This is the point in the infomercial where the announcer pauses, kicks it up a notch, and adds, “But wait. There’s more.” Seriously?

Strike Three, Mom’s “Out”

So with one surgery set for a late Friday in February, and the second for the following Monday, it seemed we knew what was ahead of us—a couple of ostensibly overachieving professionals rehabbing a time zone apart.

Ten days before the first surgery came the phone call with the curve ball. The message was simple and direct. “I’ve requested authority from Mom’s health insurer to take her to hospice care. They have approved it,” said my younger sister, a medical professional who has managed health care for the generation above us the way our younger brother handles insurance matters and I handle the legal stuff.

So instead of using a weekend to get ahead of work commitments that would be ignored for at least two weeks post-surgery, or to prepare two-plus weeks of meals while I had two hands to use for cooking so I could eat healthy, I was on a plane to Chicago.

My 94-year-old mom was already slowing down when she fell and fractured her hip in late 2021. This injury, however, robbed her of her remaining independence and dented her spirit. I was drained (and my shoulder aching) when I got back on the plane Sunday afternoon.

Is Letting Go All We Have to Hold On To?

So, “bad things come in threes,” or something like that. When I got on the plane, I was wiped. What else would be on my plate when I landed in Denver? I stretched out in my exit row seat and fell asleep before takeoff. When I awoke, we were in the air and probably halfway home. A bit refreshed, I reflected on the whirlwind of these three items.
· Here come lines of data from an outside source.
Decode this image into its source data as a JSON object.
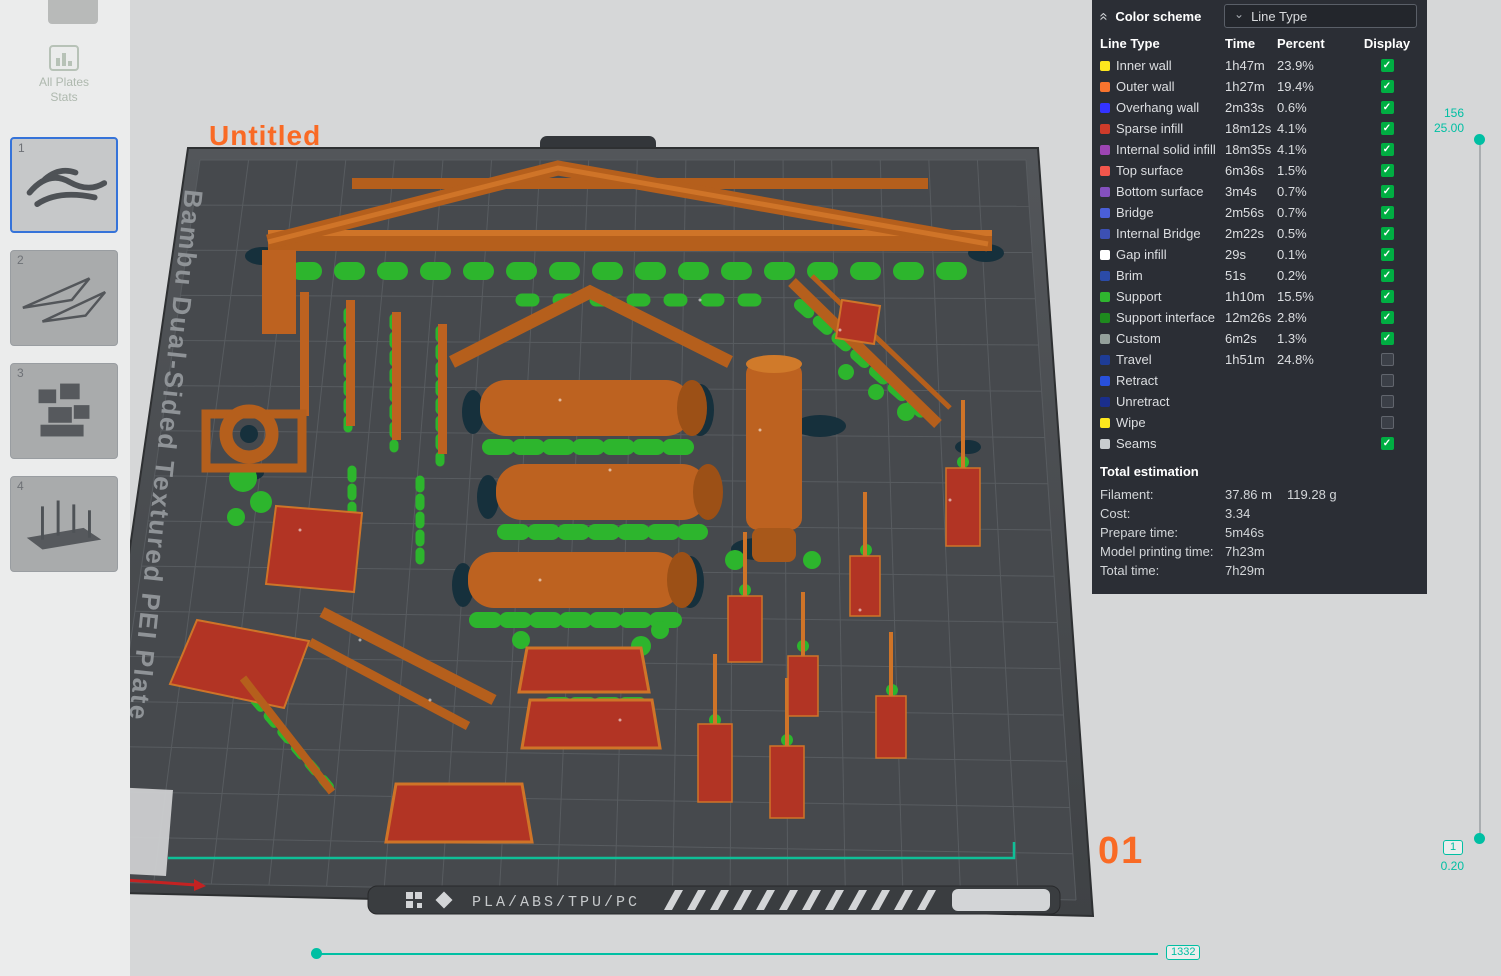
{
  "app": {
    "colors": {
      "accent_orange": "#f96a25",
      "checkbox_green": "#00ae42",
      "slider_teal": "#00bfa3",
      "panel_bg": "#2b2e35"
    }
  },
  "sidebar": {
    "all_plates": {
      "line1": "All Plates",
      "line2": "Stats"
    },
    "plates": [
      {
        "number": "1",
        "selected": true
      },
      {
        "number": "2",
        "selected": false
      },
      {
        "number": "3",
        "selected": false
      },
      {
        "number": "4",
        "selected": false
      }
    ]
  },
  "viewport": {
    "project_title": "Untitled",
    "plate_side_label": "Bambu Dual-Sided Textured PEI Plate",
    "plate_materials": "PLA/ABS/TPU/PC",
    "plate_number": "01"
  },
  "color_scheme": {
    "collapse_icon": "«",
    "title": "Color scheme",
    "dropdown": {
      "value": "Line Type",
      "chevron": "⌄"
    },
    "columns": [
      "Line Type",
      "Time",
      "Percent",
      "Display"
    ],
    "rows": [
      {
        "label": "Inner wall",
        "time": "1h47m",
        "percent": "23.9%",
        "checked": true,
        "color": "#fde71e"
      },
      {
        "label": "Outer wall",
        "time": "1h27m",
        "percent": "19.4%",
        "checked": true,
        "color": "#f8742e"
      },
      {
        "label": "Overhang wall",
        "time": "2m33s",
        "percent": "0.6%",
        "checked": true,
        "color": "#3333ff"
      },
      {
        "label": "Sparse infill",
        "time": "18m12s",
        "percent": "4.1%",
        "checked": true,
        "color": "#cf3b2a"
      },
      {
        "label": "Internal solid infill",
        "time": "18m35s",
        "percent": "4.1%",
        "checked": true,
        "color": "#9d45b4"
      },
      {
        "label": "Top surface",
        "time": "6m36s",
        "percent": "1.5%",
        "checked": true,
        "color": "#f2564c"
      },
      {
        "label": "Bottom surface",
        "time": "3m4s",
        "percent": "0.7%",
        "checked": true,
        "color": "#8450be"
      },
      {
        "label": "Bridge",
        "time": "2m56s",
        "percent": "0.7%",
        "checked": true,
        "color": "#4a5fd8"
      },
      {
        "label": "Internal Bridge",
        "time": "2m22s",
        "percent": "0.5%",
        "checked": true,
        "color": "#3c50b4"
      },
      {
        "label": "Gap infill",
        "time": "29s",
        "percent": "0.1%",
        "checked": true,
        "color": "#ffffff"
      },
      {
        "label": "Brim",
        "time": "51s",
        "percent": "0.2%",
        "checked": true,
        "color": "#2b4ba8"
      },
      {
        "label": "Support",
        "time": "1h10m",
        "percent": "15.5%",
        "checked": true,
        "color": "#2fb52f"
      },
      {
        "label": "Support interface",
        "time": "12m26s",
        "percent": "2.8%",
        "checked": true,
        "color": "#1e8a1e"
      },
      {
        "label": "Custom",
        "time": "6m2s",
        "percent": "1.3%",
        "checked": true,
        "color": "#94a09b"
      },
      {
        "label": "Travel",
        "time": "1h51m",
        "percent": "24.8%",
        "checked": false,
        "color": "#1e3c96"
      },
      {
        "label": "Retract",
        "time": "",
        "percent": "",
        "checked": false,
        "color": "#2850dc"
      },
      {
        "label": "Unretract",
        "time": "",
        "percent": "",
        "checked": false,
        "color": "#1a2e8c"
      },
      {
        "label": "Wipe",
        "time": "",
        "percent": "",
        "checked": false,
        "color": "#fde71e"
      },
      {
        "label": "Seams",
        "time": "",
        "percent": "",
        "checked": true,
        "color": "#c8cccf"
      }
    ]
  },
  "total_estimation": {
    "title": "Total estimation",
    "rows": [
      {
        "label": "Filament:",
        "value": "37.86 m",
        "value2": "119.28 g"
      },
      {
        "label": "Cost:",
        "value": "3.34",
        "value2": ""
      },
      {
        "label": "Prepare time:",
        "value": "5m46s",
        "value2": ""
      },
      {
        "label": "Model printing time:",
        "value": "7h23m",
        "value2": ""
      },
      {
        "label": "Total time:",
        "value": "7h29m",
        "value2": ""
      }
    ]
  },
  "layer_slider": {
    "top_layer": "156",
    "top_height": "25.00",
    "bottom_layer": "1",
    "bottom_height": "0.20"
  },
  "time_slider": {
    "value": "1332"
  }
}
With a rested brain, it wasn’t so bad.

I was lucky to have provided respite care for Mom after she moved in with my sister. That gave me 10 days of one-on-one time, during which my sister and her husband took well-earned tropical vacations to rest and recharge.

I noticed between the first and second trip, which were about six months apart, a marked decrease in Mom’s energy, ability to pay attention, etc. It was clear by the visit before Christmas that she was tired and ready to let go, but her generation does not do that, or at least Mom doesn’t. This is probably why, when I said goodbye, I told her how much I valued those trips and that we are ready to let her go as soon as she feels ready.

I reflected on Dr. J’s situation, marveling, just as I did on our first date, at her physical tenacity. I wrote out a snarky card to mail when we landed because “laughter is the best medicine.”

Finally, I reflected on my own upcoming surgery. Yes, it’s a pain and a long rehab. Then again, like the Black Knight in Monty Python and the Holy Grail, “I’ve had worse.”

That’s a true statement if ever there is one. In January 1988, I spent two weeks in the intensive care unit and three total in Georgetown University Hospital. I left with a 14-inch scar running from the bottom of my right ribcage on my abdomen up around my back to under my right shoulder blade. I beat the odds and was discharged exactly 12,817 days before I submitted this story for publication.

We cannot control the curve balls that life throws us. We can control, however, the way we choose to react to them. For 35 years, I’ve seen a scar on a daily basis that reminds me how close I came to an early exit. It reminds me to choose to “Always Look on the Bright Side of Life.”

If I am lucky, I will continue to maintain that perspective until it is truly my time to exit this mortal coil.

Rosemary Beckman was a quietly brilliant woman who married her intellectual equal, Chicago PD detective John G. Beckman, in 1960. A dedicated educator, she taught at an inner-city school upon graduating college, completing a master’s degree in 1957 for good measure. After starting a family, she returned to work and taught until she retired. She was revered by her students as she treated each one like they were her own child—demanding responsibility, accountability, and appropriate behavior. She passed on March 2, 2023. She will be missed greatly as her life meant more than she would ever dream to take credit for (sorry Mom, I didn’t mean to end a sentence with a preposition, but if anything will bring you back, it would be to correct my grammar!).